▶ _ASSIGNMENT_
Which lines in the data below contain the word "Postman"? Pull each of them out.

╭─ RECORDS TO USE

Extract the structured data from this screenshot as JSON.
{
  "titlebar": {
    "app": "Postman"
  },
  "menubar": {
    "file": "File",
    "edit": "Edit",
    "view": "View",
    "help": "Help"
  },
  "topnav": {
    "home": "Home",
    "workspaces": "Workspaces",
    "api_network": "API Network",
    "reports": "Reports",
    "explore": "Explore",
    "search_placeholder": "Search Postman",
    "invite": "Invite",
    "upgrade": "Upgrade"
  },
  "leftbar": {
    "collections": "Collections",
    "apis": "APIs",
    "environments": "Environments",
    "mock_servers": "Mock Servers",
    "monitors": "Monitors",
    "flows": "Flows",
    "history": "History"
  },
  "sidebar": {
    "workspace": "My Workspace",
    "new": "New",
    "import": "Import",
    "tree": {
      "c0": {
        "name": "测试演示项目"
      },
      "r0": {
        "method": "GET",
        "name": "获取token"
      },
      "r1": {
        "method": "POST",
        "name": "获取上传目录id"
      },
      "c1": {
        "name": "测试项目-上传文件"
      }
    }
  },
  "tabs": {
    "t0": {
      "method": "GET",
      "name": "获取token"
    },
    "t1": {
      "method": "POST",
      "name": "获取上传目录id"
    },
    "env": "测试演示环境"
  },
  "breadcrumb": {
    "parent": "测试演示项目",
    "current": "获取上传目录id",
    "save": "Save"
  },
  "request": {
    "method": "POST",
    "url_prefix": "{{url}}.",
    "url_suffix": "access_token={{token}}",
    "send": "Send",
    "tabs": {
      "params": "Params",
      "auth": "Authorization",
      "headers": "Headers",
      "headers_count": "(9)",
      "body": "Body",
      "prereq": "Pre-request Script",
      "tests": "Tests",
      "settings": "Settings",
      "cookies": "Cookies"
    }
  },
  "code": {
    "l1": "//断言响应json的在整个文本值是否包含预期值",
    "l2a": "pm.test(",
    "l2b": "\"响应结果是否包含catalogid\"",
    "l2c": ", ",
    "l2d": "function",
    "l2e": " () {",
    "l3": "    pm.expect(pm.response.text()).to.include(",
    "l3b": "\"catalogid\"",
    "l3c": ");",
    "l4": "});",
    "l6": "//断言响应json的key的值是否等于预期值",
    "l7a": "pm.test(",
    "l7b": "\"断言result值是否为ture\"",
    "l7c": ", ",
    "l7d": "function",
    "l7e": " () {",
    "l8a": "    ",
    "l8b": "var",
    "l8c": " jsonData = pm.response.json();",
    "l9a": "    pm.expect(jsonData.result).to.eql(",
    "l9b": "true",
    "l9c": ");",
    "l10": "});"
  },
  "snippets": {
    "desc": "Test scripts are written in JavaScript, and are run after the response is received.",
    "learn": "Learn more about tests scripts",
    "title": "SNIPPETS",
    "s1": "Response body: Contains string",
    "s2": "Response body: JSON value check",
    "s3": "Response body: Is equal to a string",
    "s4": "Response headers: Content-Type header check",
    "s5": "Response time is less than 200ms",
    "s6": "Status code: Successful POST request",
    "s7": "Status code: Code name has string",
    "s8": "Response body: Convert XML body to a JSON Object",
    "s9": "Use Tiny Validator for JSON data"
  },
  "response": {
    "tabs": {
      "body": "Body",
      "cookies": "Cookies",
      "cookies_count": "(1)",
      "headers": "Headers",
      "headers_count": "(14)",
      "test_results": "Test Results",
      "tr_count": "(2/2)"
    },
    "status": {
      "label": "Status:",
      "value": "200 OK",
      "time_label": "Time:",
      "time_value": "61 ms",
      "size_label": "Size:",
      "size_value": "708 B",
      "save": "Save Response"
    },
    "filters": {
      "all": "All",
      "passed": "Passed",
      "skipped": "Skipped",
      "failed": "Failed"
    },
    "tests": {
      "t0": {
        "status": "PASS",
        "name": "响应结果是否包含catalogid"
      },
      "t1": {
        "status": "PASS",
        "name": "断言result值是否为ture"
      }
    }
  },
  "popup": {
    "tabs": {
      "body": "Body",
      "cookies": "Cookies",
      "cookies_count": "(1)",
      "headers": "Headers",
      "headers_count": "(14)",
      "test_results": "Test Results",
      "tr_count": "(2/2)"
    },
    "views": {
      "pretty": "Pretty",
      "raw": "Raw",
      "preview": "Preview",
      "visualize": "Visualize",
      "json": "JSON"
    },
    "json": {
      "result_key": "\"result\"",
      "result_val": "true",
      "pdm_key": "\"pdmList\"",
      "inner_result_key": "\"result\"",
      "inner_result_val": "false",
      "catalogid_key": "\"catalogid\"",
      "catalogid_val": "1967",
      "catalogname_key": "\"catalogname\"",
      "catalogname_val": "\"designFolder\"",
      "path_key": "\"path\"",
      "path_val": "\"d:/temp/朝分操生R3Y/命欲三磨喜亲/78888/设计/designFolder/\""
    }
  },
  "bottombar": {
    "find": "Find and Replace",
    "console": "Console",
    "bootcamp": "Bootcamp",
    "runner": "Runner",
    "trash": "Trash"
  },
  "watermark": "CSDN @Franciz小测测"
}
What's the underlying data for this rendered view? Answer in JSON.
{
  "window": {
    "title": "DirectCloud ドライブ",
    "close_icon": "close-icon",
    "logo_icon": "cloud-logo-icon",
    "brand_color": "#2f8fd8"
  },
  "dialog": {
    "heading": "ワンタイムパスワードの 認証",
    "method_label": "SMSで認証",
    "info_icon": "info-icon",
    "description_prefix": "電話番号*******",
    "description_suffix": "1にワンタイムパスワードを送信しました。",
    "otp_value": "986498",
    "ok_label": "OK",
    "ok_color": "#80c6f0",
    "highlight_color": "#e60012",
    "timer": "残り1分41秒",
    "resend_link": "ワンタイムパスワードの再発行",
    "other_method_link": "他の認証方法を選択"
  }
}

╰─

▶ _TASK RESPONSE_
    "app": "Postman"
    "search_placeholder": "Search Postman",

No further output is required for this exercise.